Fighting the war on crapware and bloatware
I found this story this morning on reddit.
So my friend recently has been telling grand tales of trading on Grand Fantasia, and I decided I should try the game since it seems he might actually be settling on an MMO for once. After running through the installer, I noted that the installer had quietly added (it did NOT ask to install it, or even mention that it would be installed) a little piece of adware called “Aeria Ignite”. And when I went to start the updater, this chunk of crapware started with it. Bonus: It had set itself up to start with Windows via registry key. Didn’t ask me or anything, just dropped the key in there. Allright, uninstalled that crap… and now my game won’t start.
I reinstalled the thing and did some digging. I found that the game shortcut pointed to aeria_launcher.exe, a 100K stub that checks if Ignite is installed, and if it isn’t, prompts you to install it; then it checks if Ignite is running, and if it isn’t, starts it; then it launches the REAL launcher, _Launcher.exe. No integration hooks or anything actually useful; just a malicious pseudo-launcher that forces you to run their crap.

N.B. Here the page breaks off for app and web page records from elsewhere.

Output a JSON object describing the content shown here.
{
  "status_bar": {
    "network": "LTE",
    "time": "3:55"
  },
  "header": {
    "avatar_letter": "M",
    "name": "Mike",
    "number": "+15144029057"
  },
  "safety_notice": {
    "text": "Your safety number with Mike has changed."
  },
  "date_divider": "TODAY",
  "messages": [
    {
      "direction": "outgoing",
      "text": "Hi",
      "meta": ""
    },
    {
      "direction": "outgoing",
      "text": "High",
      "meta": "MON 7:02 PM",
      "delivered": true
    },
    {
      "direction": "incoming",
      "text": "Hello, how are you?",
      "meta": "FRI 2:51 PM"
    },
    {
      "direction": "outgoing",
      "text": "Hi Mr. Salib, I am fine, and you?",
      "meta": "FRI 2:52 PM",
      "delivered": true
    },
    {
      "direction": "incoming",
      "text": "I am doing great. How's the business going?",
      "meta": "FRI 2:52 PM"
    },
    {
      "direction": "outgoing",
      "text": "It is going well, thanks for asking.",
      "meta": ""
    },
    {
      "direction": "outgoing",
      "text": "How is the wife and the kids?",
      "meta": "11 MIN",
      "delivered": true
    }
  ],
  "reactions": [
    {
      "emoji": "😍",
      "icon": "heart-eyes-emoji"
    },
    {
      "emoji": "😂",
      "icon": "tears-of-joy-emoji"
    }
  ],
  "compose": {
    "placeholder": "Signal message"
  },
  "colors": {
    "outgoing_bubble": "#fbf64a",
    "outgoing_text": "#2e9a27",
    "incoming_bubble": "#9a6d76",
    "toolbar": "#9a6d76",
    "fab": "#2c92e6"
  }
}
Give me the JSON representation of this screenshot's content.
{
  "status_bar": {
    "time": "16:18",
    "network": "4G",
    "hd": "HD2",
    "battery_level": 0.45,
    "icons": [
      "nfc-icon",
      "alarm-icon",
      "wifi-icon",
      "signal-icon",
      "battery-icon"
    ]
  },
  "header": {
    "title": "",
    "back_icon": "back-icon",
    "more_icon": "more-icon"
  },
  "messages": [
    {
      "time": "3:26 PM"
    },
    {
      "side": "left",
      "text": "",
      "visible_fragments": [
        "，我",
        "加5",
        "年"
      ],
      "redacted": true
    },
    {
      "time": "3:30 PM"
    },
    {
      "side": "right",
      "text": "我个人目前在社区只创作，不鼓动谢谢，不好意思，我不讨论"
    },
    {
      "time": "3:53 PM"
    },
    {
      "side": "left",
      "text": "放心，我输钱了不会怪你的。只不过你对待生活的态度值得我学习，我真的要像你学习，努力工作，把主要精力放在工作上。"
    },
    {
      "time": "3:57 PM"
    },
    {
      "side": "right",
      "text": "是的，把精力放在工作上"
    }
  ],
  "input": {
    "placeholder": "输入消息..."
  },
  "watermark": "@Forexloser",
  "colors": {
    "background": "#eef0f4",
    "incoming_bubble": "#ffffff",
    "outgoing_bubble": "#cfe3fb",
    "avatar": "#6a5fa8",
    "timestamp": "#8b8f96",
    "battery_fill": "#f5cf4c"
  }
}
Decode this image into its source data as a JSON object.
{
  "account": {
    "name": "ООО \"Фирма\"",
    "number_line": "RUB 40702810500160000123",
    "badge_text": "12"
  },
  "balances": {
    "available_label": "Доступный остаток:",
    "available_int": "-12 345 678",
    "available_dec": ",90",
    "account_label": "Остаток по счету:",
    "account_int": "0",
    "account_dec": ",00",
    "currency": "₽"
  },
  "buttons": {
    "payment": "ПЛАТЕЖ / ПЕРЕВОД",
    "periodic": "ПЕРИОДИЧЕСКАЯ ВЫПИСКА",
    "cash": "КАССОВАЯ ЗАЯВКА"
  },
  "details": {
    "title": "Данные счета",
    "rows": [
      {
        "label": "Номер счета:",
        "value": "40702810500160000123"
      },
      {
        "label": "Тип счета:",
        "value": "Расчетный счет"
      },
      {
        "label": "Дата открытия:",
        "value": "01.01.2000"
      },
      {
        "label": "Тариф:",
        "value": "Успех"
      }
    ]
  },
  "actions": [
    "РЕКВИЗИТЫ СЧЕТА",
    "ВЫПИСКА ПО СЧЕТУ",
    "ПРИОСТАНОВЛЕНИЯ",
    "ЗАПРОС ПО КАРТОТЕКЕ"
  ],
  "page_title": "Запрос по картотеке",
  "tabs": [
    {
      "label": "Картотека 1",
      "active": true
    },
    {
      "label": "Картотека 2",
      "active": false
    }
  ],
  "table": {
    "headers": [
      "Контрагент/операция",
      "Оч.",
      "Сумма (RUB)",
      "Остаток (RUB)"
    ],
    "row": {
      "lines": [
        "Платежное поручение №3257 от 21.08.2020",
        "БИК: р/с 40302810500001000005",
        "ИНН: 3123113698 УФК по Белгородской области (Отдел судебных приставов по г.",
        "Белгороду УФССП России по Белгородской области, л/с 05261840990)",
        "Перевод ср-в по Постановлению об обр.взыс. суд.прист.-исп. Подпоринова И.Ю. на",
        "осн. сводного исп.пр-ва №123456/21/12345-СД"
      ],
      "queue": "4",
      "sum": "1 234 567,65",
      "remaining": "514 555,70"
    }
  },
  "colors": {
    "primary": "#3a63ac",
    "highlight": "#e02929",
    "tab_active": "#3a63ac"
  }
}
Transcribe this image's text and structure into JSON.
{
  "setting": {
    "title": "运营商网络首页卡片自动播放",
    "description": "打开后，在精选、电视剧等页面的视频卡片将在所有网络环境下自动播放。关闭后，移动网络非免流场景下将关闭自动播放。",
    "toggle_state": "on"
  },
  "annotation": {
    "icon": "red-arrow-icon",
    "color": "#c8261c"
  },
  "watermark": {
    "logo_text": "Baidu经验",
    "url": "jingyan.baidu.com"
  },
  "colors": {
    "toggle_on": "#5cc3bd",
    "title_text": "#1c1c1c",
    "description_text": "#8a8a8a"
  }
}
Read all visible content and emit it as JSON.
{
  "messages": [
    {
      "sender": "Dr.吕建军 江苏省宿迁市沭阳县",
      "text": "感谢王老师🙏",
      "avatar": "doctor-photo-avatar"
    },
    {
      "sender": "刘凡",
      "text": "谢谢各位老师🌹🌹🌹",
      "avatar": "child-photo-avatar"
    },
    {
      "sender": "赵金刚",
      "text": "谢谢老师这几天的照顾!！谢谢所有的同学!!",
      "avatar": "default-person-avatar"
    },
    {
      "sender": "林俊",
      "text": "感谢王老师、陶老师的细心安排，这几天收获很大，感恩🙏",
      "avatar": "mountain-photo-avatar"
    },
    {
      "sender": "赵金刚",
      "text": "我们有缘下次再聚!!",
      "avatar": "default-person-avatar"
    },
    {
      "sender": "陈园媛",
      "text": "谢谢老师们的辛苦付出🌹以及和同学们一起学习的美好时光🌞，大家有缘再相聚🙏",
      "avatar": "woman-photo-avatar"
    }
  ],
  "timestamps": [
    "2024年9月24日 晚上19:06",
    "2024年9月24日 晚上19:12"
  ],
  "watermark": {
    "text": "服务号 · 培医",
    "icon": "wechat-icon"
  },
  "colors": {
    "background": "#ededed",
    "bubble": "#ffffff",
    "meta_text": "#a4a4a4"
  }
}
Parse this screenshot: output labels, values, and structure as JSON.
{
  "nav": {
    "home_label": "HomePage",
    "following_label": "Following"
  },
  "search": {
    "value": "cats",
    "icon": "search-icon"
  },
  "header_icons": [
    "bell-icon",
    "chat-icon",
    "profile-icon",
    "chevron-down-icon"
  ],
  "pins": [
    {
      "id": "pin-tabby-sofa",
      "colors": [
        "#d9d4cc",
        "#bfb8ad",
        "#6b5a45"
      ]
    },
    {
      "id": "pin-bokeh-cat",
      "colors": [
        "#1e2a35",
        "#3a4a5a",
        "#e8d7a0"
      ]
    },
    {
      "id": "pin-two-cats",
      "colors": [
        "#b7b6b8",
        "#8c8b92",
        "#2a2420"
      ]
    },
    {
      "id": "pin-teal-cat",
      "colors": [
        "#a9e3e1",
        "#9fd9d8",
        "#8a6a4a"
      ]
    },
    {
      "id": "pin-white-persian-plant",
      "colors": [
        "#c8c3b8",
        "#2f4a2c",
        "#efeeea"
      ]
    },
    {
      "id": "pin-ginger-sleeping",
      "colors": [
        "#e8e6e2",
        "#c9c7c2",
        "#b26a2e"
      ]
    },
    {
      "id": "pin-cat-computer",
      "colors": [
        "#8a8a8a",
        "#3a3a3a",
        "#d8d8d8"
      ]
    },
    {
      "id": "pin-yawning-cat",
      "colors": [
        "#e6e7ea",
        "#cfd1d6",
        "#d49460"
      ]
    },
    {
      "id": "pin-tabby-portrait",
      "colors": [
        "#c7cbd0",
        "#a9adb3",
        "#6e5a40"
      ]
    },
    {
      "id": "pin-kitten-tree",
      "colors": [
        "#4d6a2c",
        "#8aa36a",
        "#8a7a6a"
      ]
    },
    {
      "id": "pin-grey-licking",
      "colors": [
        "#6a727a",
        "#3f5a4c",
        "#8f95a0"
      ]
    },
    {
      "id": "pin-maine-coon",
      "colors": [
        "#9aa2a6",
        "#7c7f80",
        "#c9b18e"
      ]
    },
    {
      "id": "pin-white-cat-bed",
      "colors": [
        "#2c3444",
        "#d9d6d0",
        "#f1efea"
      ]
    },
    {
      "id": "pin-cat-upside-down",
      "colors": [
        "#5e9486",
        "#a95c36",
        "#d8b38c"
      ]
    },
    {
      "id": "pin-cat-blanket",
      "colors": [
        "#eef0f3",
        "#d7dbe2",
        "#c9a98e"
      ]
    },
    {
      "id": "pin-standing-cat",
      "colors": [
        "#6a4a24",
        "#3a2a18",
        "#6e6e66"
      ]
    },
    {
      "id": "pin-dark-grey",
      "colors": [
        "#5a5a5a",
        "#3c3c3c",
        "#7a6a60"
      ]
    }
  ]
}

Yes, that’s right. You can uninstall Ignite, delete aeria_launcher.exe, change the shortcut to point to _Launcher.exe, and play the game without their “required” crapware, no problem. So the app does, literally, NOTHING. Just yet another chunk of useless code to potentially cause problems.
Aeria, I’m sure you’re feeling the heat from the new competition in the F2P market, but forcing useless crapware on users is a great way to scare off more technically-minded customers. There are better F2P networks with better games that don’t make me clutter my system.
You think that’s bad. I didn’t know about the following.
Welcome to the world of F2P MMO’s, Korean ones in particular. Most stealth-install ones are there to monitor your input for abnormal behaviour or programs to prevent botting/automated keyboarding etc, but such programs walk a fine line between virus and malware.
Some examples that come to mind:
Silk Road comes with a backdoor rootkit which most virus scanners won’t pick up.
Nexon games come with ad programs which happily occupy your (desktop) screen when you exit the game. Can be manually deleted but are annoying. Login process to the game is insecure as it links to a website not using HTTPS.
Webzen and C9 have similar issues, I couldn’t even get the game to work, albeit it’s still in beta.
NCsoft has (temporarily) stopped using Pando Media Booster, which is a P2P streaming client, but some people claim to have issues with it, as well as it taking up unnecessary bandwidth during gameplay.
Several companies use Hackshield which is known to conflict with other programs.
In short, prepare for pain if you like F2P games.
The more I read the comments on reddit, the more I’m glad I don’t care for F2P games.